◆ **Interface dataset entries**:
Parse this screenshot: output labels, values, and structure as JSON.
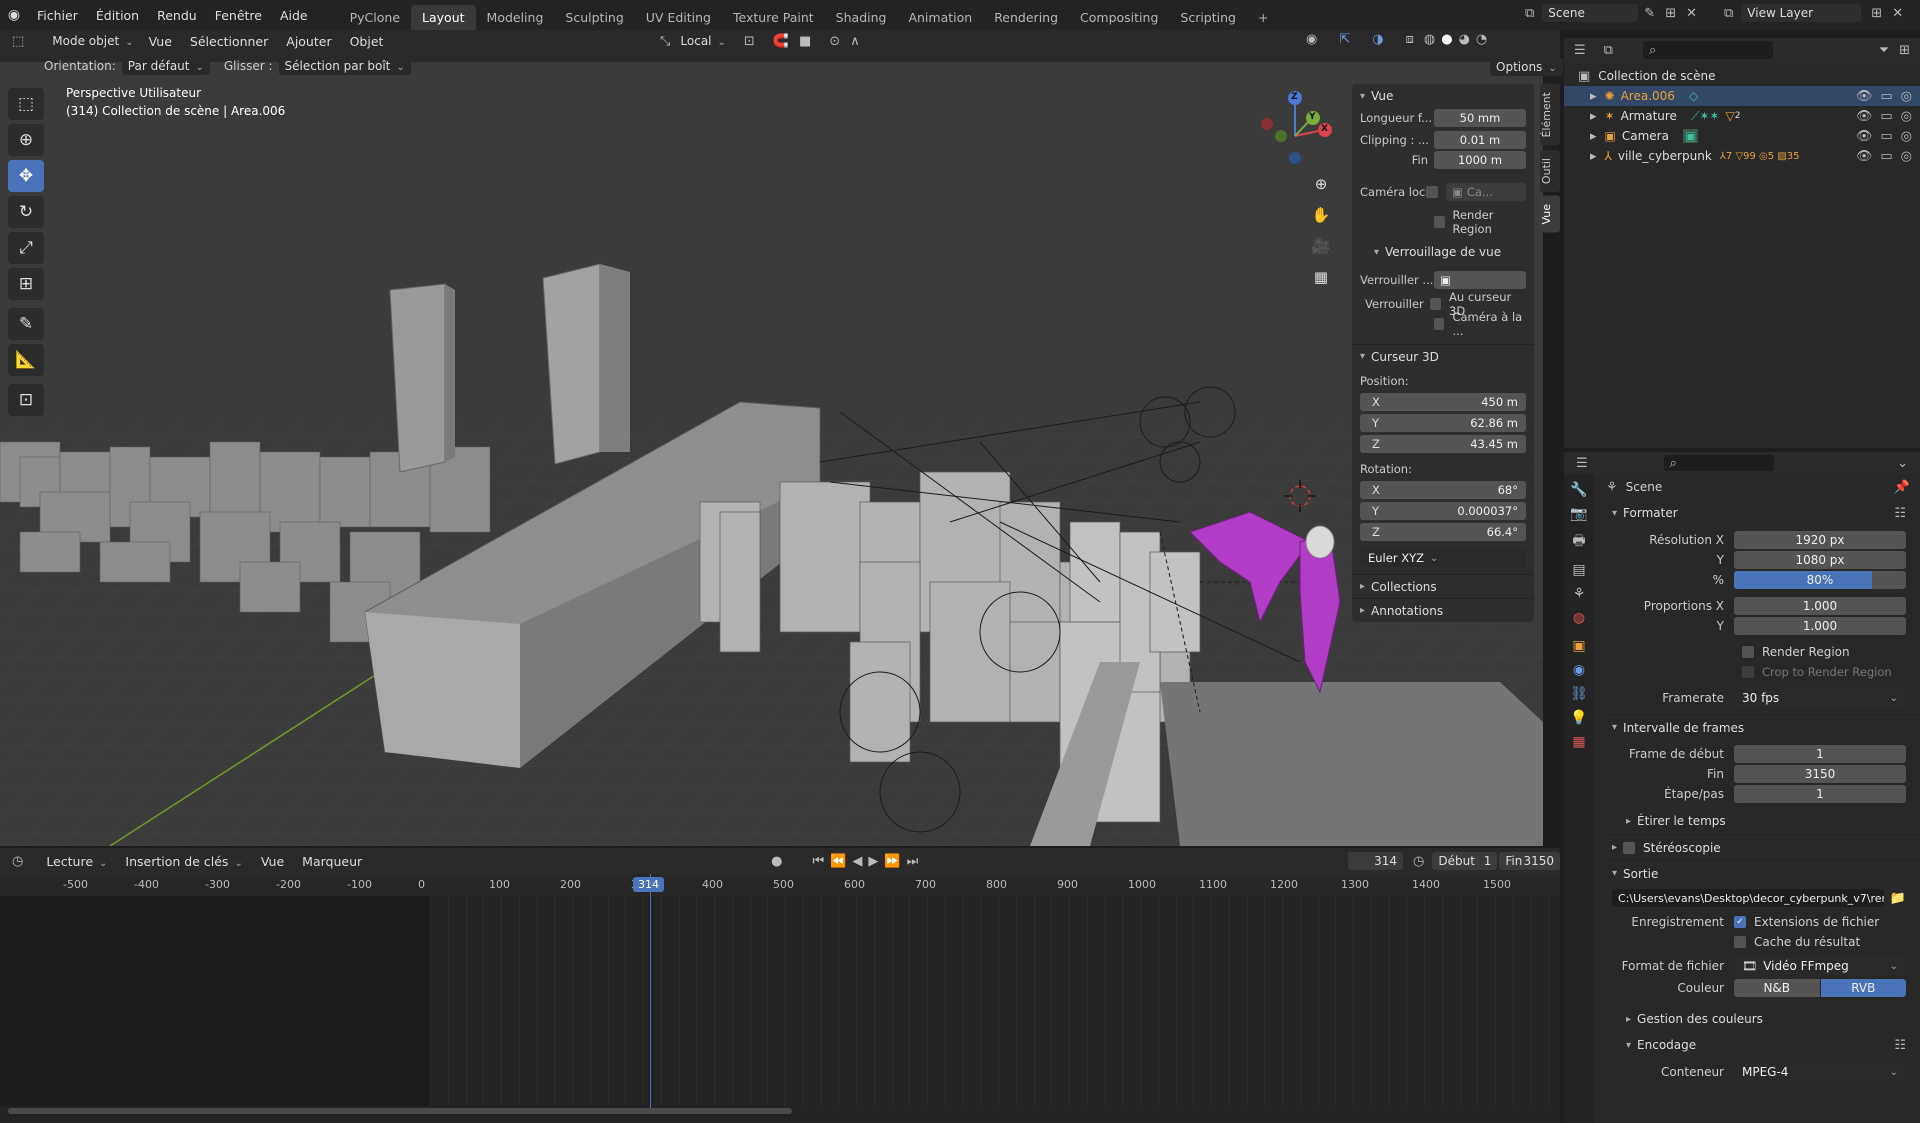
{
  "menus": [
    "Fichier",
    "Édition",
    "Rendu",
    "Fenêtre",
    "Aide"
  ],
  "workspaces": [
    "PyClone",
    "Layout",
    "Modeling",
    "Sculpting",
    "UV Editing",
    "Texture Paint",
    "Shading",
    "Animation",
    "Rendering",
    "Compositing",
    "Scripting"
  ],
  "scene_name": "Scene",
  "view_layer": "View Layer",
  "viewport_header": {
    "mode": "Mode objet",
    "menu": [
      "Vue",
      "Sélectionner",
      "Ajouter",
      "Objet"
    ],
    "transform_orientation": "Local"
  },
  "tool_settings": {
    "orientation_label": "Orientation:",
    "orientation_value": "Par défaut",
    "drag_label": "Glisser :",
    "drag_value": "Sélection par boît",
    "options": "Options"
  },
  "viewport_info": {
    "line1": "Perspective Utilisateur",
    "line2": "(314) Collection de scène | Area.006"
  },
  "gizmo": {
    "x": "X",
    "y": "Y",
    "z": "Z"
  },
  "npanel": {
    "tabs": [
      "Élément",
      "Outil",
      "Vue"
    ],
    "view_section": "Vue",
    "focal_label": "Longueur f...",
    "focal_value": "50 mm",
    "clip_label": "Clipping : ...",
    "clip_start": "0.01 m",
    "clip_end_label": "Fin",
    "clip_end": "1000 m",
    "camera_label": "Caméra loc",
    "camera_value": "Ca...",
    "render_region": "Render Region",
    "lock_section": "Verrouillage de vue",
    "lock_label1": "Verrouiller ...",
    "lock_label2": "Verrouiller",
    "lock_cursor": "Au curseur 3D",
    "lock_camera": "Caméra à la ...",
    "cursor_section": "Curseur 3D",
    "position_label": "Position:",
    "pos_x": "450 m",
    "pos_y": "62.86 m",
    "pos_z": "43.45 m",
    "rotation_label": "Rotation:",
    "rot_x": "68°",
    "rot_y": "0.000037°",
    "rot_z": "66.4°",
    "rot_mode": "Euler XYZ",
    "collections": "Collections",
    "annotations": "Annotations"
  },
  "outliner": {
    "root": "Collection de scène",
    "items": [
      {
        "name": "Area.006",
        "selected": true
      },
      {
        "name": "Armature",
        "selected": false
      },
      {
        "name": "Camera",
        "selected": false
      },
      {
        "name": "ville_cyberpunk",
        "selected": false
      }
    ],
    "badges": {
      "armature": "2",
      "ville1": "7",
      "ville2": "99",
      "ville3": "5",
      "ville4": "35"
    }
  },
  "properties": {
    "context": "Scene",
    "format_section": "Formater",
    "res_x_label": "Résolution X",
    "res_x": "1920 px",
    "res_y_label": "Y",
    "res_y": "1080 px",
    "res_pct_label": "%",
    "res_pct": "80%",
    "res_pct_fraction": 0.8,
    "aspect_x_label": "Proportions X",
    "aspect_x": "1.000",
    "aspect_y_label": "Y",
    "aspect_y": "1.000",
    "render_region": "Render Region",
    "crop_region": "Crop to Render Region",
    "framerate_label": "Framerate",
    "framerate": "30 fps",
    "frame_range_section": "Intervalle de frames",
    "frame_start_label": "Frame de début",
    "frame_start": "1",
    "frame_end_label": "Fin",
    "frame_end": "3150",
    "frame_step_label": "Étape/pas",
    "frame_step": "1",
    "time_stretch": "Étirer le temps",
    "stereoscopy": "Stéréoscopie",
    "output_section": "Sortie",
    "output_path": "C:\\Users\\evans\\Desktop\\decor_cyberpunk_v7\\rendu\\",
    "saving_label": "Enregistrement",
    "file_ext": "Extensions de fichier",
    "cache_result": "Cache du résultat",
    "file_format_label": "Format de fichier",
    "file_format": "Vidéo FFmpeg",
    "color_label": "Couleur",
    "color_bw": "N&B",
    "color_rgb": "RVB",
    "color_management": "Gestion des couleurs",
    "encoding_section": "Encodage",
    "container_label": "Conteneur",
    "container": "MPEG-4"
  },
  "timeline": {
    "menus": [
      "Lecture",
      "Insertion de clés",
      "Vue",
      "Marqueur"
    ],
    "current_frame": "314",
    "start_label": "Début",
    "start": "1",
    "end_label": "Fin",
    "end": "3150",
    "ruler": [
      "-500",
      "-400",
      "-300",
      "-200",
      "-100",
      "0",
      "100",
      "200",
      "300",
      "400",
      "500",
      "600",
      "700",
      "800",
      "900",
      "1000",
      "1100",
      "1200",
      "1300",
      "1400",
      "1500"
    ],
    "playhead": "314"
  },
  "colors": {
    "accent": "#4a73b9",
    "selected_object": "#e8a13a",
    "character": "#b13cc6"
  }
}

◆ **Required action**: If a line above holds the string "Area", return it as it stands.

◆ **Response to this exercise**:
    "line2": "(314) Collection de scène | Area.006"
        "name": "Area.006",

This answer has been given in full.